That part of the central nervous system that is located within the cranium ( skull ). The brain functions as the primary receiver, organizer and distributor of information for the body. It has two (right and left) halves called “hemispheres.” The brain controls thought, memory and emotion. It sends messages to the body controlling movement, speech and senses.

Ankle

The ankle joint is complex. It is made up of two joints: the true ankle joint and the subtalar join.

Angiography

A procedure performed to view blood vessels after injecting them with a radioopaque dye that outlines them on x-ray . This technique can be usefully used to look at arteries in many areas of the body, including the brain, neck ( carotids ), heart , aorta , chest , pulmonary circuit, kidneys , gastrointestinal tract, and limbs.

Anesthesia

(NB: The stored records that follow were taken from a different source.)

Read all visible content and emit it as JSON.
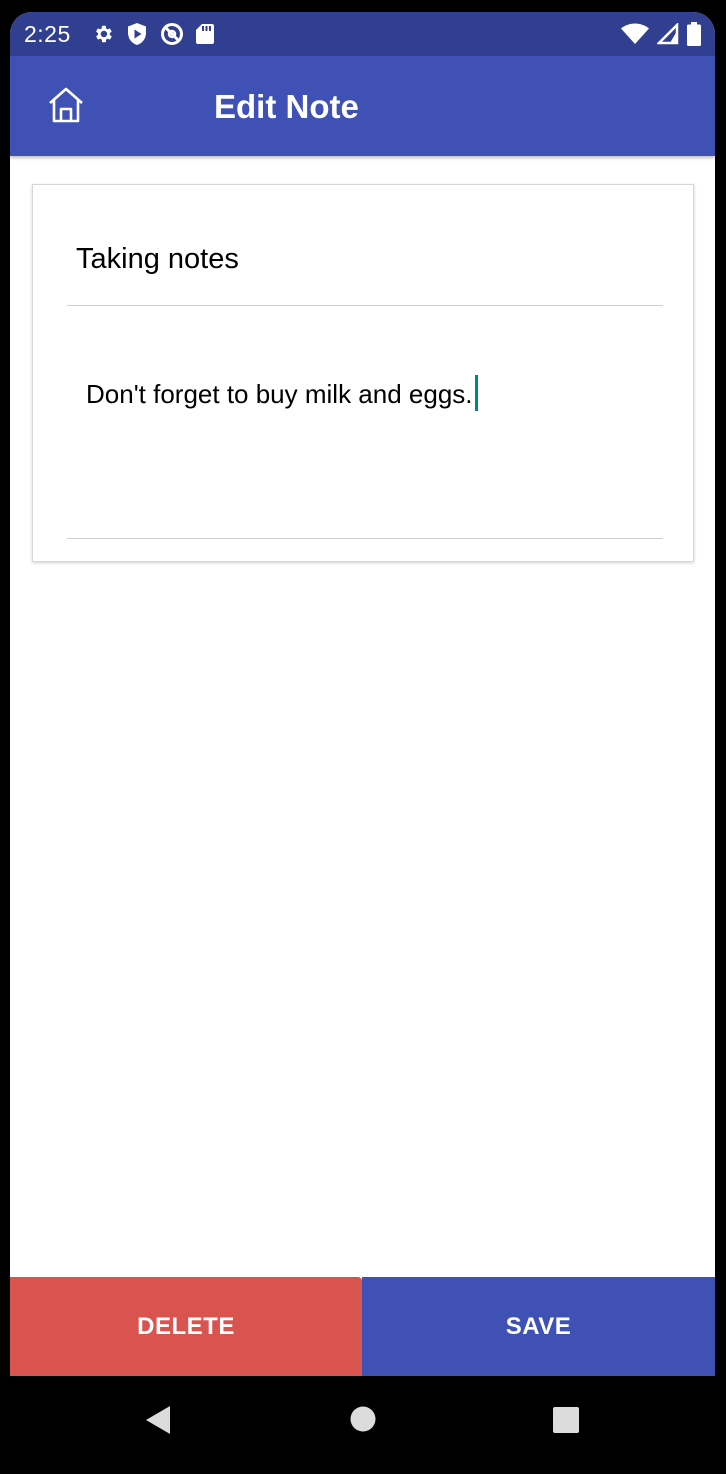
{
  "status_bar": {
    "time": "2:25",
    "icons_left": [
      "settings-icon",
      "play-protect-icon",
      "no-location-icon",
      "sd-card-icon"
    ],
    "icons_right": [
      "wifi-icon",
      "signal-icon",
      "battery-icon"
    ]
  },
  "app_bar": {
    "title": "Edit Note",
    "home_icon": "home-icon"
  },
  "note": {
    "title": "Taking notes",
    "body": "Don't forget to buy milk and eggs."
  },
  "actions": {
    "delete_label": "DELETE",
    "save_label": "SAVE"
  },
  "nav_bar": {
    "icons": [
      "back-icon",
      "home-circle-icon",
      "recents-icon"
    ]
  },
  "colors": {
    "status_bar": "#303f8f",
    "primary": "#3f51b5",
    "delete": "#d9534f",
    "cursor": "#00897b"
  }
}
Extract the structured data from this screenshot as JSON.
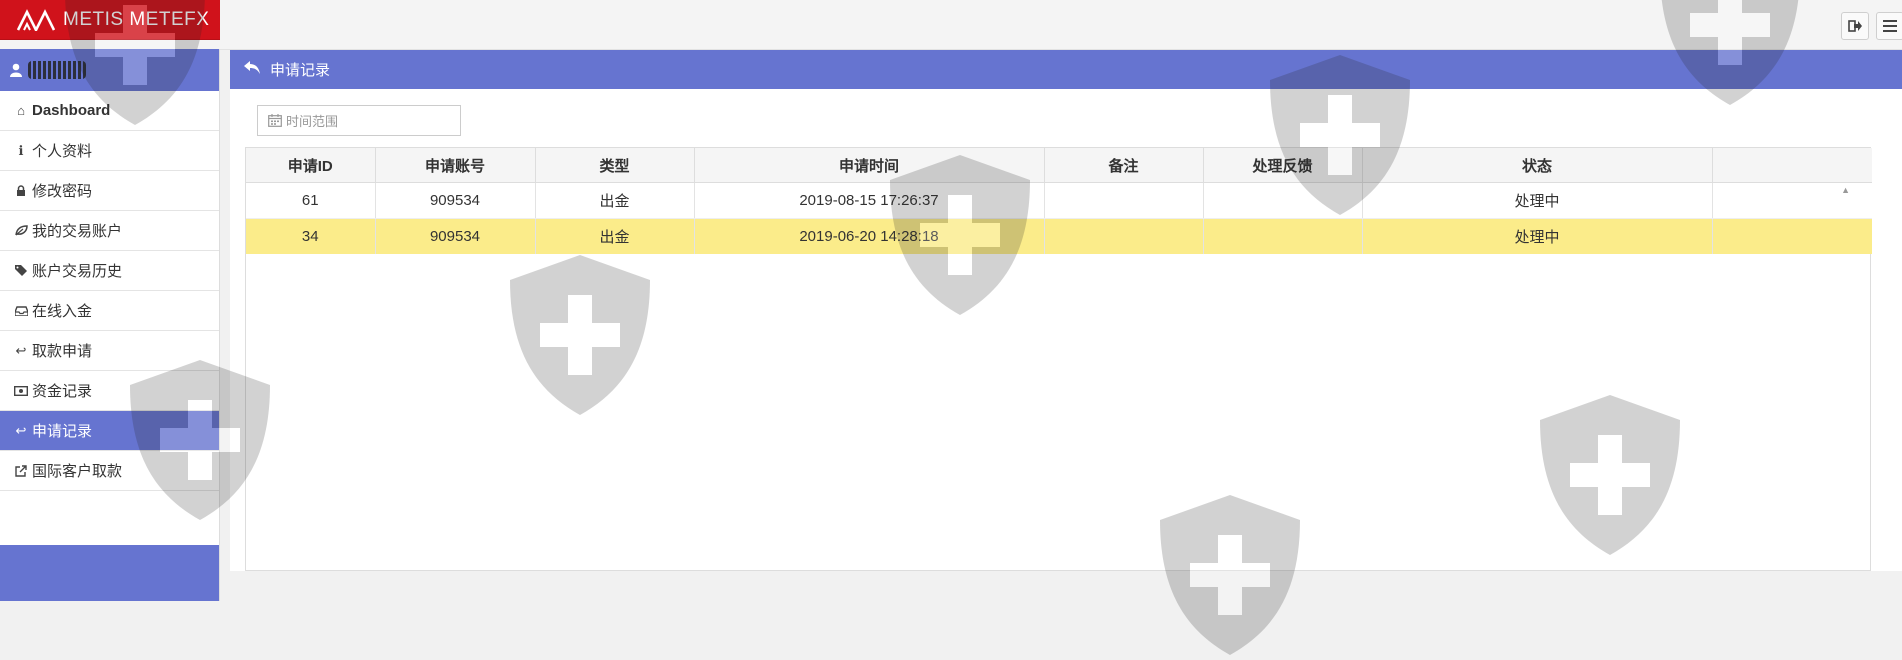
{
  "brand": {
    "name": "METIS METEFX"
  },
  "topbar": {
    "logout_icon": "sign-out-icon",
    "menu_icon": "bars-icon"
  },
  "user": {
    "icon": "user-icon"
  },
  "sidebar": {
    "items": [
      {
        "label": "Dashboard",
        "icon": "home-icon",
        "glyph": "⌂"
      },
      {
        "label": "个人资料",
        "icon": "info-icon",
        "glyph": "ℹ"
      },
      {
        "label": "修改密码",
        "icon": "lock-icon",
        "glyph": "🔒"
      },
      {
        "label": "我的交易账户",
        "icon": "leaf-icon",
        "glyph": "❦"
      },
      {
        "label": "账户交易历史",
        "icon": "tags-icon",
        "glyph": "🏷"
      },
      {
        "label": "在线入金",
        "icon": "inbox-icon",
        "glyph": "⎙"
      },
      {
        "label": "取款申请",
        "icon": "reply-icon",
        "glyph": "↩"
      },
      {
        "label": "资金记录",
        "icon": "money-icon",
        "glyph": "▣"
      },
      {
        "label": "申请记录",
        "icon": "reply-icon",
        "glyph": "↩",
        "active": true
      },
      {
        "label": "国际客户取款",
        "icon": "external-link-icon",
        "glyph": "⇗"
      }
    ]
  },
  "page": {
    "title": "申请记录",
    "title_icon": "reply-icon"
  },
  "filter": {
    "placeholder": "时间范围",
    "icon": "calendar-icon"
  },
  "table": {
    "columns": [
      "申请ID",
      "申请账号",
      "类型",
      "申请时间",
      "备注",
      "处理反馈",
      "状态"
    ],
    "rows": [
      [
        "61",
        "909534",
        "出金",
        "2019-08-15 17:26:37",
        "",
        "",
        "处理中"
      ],
      [
        "34",
        "909534",
        "出金",
        "2019-06-20 14:28:18",
        "",
        "",
        "处理中"
      ]
    ]
  },
  "colors": {
    "accent": "#6674d0",
    "brand_red": "#d0121b",
    "highlight_row": "#fbec8a"
  }
}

Loss of feeling or awareness. A general anesthetic puts the person to sleep . A local anesthetic causes loss of feeling in a part of the body such as a tooth or an area of skin without affecting consciousness. Regional anesthesia numbs a larger part of the body such as a leg or arm, also without affecting consciousness. The term “conduction anesthesia” encompasses both local and regional anesthetic techniques. Many surgical procedures can be done with conduction anesthesia without significant pain . In many situations, such as a C-section , conduction anesthesia is safer and therefore preferable to general anesthesia. However, there are also many types of surgery in which general anesthesia is clearly appropriate.

Abdomen

The belly , that part of the body that contains all of the structures between the chest and the pelvis . The abdomen is separated anatomically from the chest by the diaphragm , the powerful muscle spanning the body cavity below the lungs.

Blood vessels

Blood vessels are the tubes in which blood travels to and from parts of the body. The three main types of blood vessels are veins, arteries and capillaries.

Blood

Blood supplies oxygen to the body and removes carbon dioxide. It is pumped around the body by the heart.